The European Commissioner on Migration and Visa Policy, Dimitris Avramopopoulos, is optimistic that Turkey will ultimately meet the requirements. “I believe the migration crisis is bringing Turkey closer to Europe,” he said. That withstanding, he declined to specify when the deal could be finalized.
The report illustrated concrete results but revealed implementation challenges highlighting the fragile state of the migration deal. Since the EU forged the migration pact with Turkey in March, the number of migrants making the dangerous journey to Greece has fallen sharply. Fewer than 50 people a day risked the Aegean Sea crossing in May on average compared to daily arrivals of up to 2,000 at the start of the year.
The report mentioned that the pace of returns for irregular migrants from Greece to Turkey is slower than expected. The pace of returns is due to the time needed to deploy and train asylum experts and set up working area for processing asylum applications. In terms of EU resettlement from Turkey to the EU – So far, 511 Syrian refugees have been resettled in Europe from Turkey, under the one-for-one scheme. Around 462 migrants, including 31 Syrians, have been sent back to Turkey from Greece.

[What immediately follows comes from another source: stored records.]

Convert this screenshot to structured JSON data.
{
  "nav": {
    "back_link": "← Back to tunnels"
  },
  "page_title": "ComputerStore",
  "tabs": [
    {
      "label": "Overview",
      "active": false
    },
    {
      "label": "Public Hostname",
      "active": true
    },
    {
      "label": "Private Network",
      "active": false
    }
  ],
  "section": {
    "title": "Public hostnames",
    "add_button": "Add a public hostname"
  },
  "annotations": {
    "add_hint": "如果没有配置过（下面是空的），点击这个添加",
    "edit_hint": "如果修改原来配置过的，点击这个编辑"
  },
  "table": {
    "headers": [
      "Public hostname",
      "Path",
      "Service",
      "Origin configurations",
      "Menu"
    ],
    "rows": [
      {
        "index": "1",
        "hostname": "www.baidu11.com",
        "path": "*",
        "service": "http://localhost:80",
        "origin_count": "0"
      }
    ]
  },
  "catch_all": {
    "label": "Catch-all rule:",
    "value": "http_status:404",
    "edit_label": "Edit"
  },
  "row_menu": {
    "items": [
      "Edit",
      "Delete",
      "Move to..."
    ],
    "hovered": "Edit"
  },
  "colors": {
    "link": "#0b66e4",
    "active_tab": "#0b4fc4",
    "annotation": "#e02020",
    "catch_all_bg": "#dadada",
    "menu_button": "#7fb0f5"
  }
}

A senior human rights advocate at the Council of Europe said the EU-Turkey deal has put a strain on Greece’s ability to process asylum claims. This statement is confirmed by Wednesday’s report. The council, which is not an EU body has sharply criticized the EU-Turkey deal. In April, the council issued a report stating that the EU-Turkey agreement “at best strains and at worst exceeds the limits of what is permissible under European and international law”.
The council concluded by stating: “Even on paper, it raises many serious questions of compatibility with basic norms on refugees’ and migrants’ rights. It has so far given every indication of being even more problematic in practice.”
Despite doubts and concerns, Avramopoulos has taken a hard position on seeing the migration deal to fruition – Even threatening to shame country leaders who resist taking in refugees. Although progress is slow, what effect does the decrease in migration flow having on those who still seek to enter the EU?
*Number as of 28 April 2016